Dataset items
+ + +

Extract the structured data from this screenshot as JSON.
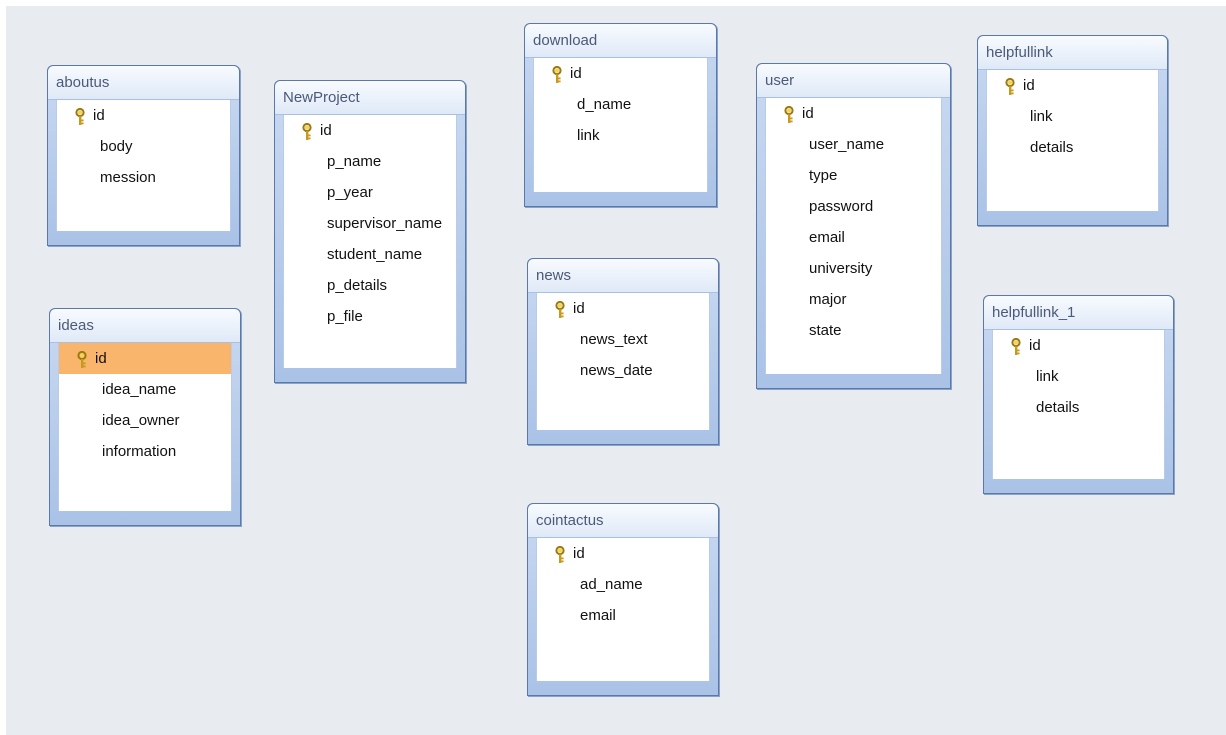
{
  "tables": [
    {
      "name": "aboutus",
      "fields": [
        "id",
        "body",
        "mession"
      ],
      "key_field": 0,
      "selected_field": null
    },
    {
      "name": "ideas",
      "fields": [
        "id",
        "idea_name",
        "idea_owner",
        "information"
      ],
      "key_field": 0,
      "selected_field": 0
    },
    {
      "name": "NewProject",
      "fields": [
        "id",
        "p_name",
        "p_year",
        "supervisor_name",
        "student_name",
        "p_details",
        "p_file"
      ],
      "key_field": 0,
      "selected_field": null
    },
    {
      "name": "download",
      "fields": [
        "id",
        "d_name",
        "link"
      ],
      "key_field": 0,
      "selected_field": null
    },
    {
      "name": "news",
      "fields": [
        "id",
        "news_text",
        "news_date"
      ],
      "key_field": 0,
      "selected_field": null
    },
    {
      "name": "cointactus",
      "fields": [
        "id",
        "ad_name",
        "email"
      ],
      "key_field": 0,
      "selected_field": null
    },
    {
      "name": "user",
      "fields": [
        "id",
        "user_name",
        "type",
        "password",
        "email",
        "university",
        "major",
        "state"
      ],
      "key_field": 0,
      "selected_field": null
    },
    {
      "name": "helpfullink",
      "fields": [
        "id",
        "link",
        "details"
      ],
      "key_field": 0,
      "selected_field": null
    },
    {
      "name": "helpfullink_1",
      "fields": [
        "id",
        "link",
        "details"
      ],
      "key_field": 0,
      "selected_field": null
    }
  ],
  "icons": {
    "primary_key": "key-icon"
  },
  "colors": {
    "canvas": "#e8ebef",
    "header_text": "#4a5a78",
    "border": "#5a78a8",
    "selected_row": "#f9b56b"
  }
}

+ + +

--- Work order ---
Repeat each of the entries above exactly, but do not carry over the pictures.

--- Problem solution ---
Extract the structured data from this screenshot as JSON.
{
  "tables": [
    {
      "name": "aboutus",
      "fields": [
        "id",
        "body",
        "mession"
      ],
      "key_field": 0,
      "selected_field": null
    },
    {
      "name": "ideas",
      "fields": [
        "id",
        "idea_name",
        "idea_owner",
        "information"
      ],
      "key_field": 0,
      "selected_field": 0
    },
    {
      "name": "NewProject",
      "fields": [
        "id",
        "p_name",
        "p_year",
        "supervisor_name",
        "student_name",
        "p_details",
        "p_file"
      ],
      "key_field": 0,
      "selected_field": null
    },
    {
      "name": "download",
      "fields": [
        "id",
        "d_name",
        "link"
      ],
      "key_field": 0,
      "selected_field": null
    },
    {
      "name": "news",
      "fields": [
        "id",
        "news_text",
        "news_date"
      ],
      "key_field": 0,
      "selected_field": null
    },
    {
      "name": "cointactus",
      "fields": [
        "id",
        "ad_name",
        "email"
      ],
      "key_field": 0,
      "selected_field": null
    },
    {
      "name": "user",
      "fields": [
        "id",
        "user_name",
        "type",
        "password",
        "email",
        "university",
        "major",
        "state"
      ],
      "key_field": 0,
      "selected_field": null
    },
    {
      "name": "helpfullink",
      "fields": [
        "id",
        "link",
        "details"
      ],
      "key_field": 0,
      "selected_field": null
    },
    {
      "name": "helpfullink_1",
      "fields": [
        "id",
        "link",
        "details"
      ],
      "key_field": 0,
      "selected_field": null
    }
  ],
  "icons": {
    "primary_key": "key-icon"
  },
  "colors": {
    "canvas": "#e8ebef",
    "header_text": "#4a5a78",
    "border": "#5a78a8",
    "selected_row": "#f9b56b"
  }
}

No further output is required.